If Weber did nothing here, what kind of message would it send to the rest of the team? If the players haven’t respected the rules or expectations of the program before, what happens when the consequences stop?
So Weber is betting on himself in some ways here, or at least betting on what he and K-State claim to be.
He has some history on his side. Athletic director John Currie hired Weber, most obviously, but there is also the institutional memory of K-State running off Dana Altman in 1994, which kicked off a 12-year drop to mediocrity.
But there is also something harder to define here. Dismissing the best player on the team going into a year you know must show improvement is a statement that you believe in more than talent.
Talent is always important, but there is a belief within the athletic department that K-State’s teams in all sports have always been at their best when they are tough, disciplined and smart. Weber’s bet here that the team can be better next season without its most talented player is a clear nod in that direction.
More than anything else, one of the most disappointing seasons in recent K-State basketball history can be traced directly to a deteriorated culture inside the program.
That’s on Weber, because he’s the one being paid $1.8 million to make the decisions. He recruited both Foster and Harris, as well as guard Jevon Thomas, who is transferring.
This is also why the spotlight is now on Weber in a way it hasn’t been yet at K-State. He has the support of the administration, but his first three seasons have played out mostly according to the script of those who didn’t like the hire.
K-State didn’t build an $18 million practice facility for its basketball team to miss the postseason. This program is now a complete reflection of Weber, and at the moment it’s not a good look.
Good for Weber for taking drastic steps to fix the problems, but it’s also true that the problems have bubbled up on his watch.
Whether an offseason of principled change improves a damaged culture enough to show a difference in wins and losses is both Weber’s bet and his challenge.

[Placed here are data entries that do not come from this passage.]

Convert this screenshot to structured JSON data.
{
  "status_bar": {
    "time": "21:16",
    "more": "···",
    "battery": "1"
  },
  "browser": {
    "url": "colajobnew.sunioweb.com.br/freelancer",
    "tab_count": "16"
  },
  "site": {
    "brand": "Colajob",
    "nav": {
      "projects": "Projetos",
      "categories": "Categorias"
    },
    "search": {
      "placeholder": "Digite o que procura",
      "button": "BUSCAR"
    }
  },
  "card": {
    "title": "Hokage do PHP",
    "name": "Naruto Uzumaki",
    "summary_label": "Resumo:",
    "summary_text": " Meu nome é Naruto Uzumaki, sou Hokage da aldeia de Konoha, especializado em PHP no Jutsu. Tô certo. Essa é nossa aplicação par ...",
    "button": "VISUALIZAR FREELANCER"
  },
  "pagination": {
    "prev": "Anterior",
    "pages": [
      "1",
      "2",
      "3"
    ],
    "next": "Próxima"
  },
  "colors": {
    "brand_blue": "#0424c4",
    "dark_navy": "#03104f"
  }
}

With a rotten season followed by the dismissal of his best player, the change should be obvious. Actually, Weber needs it to be obvious.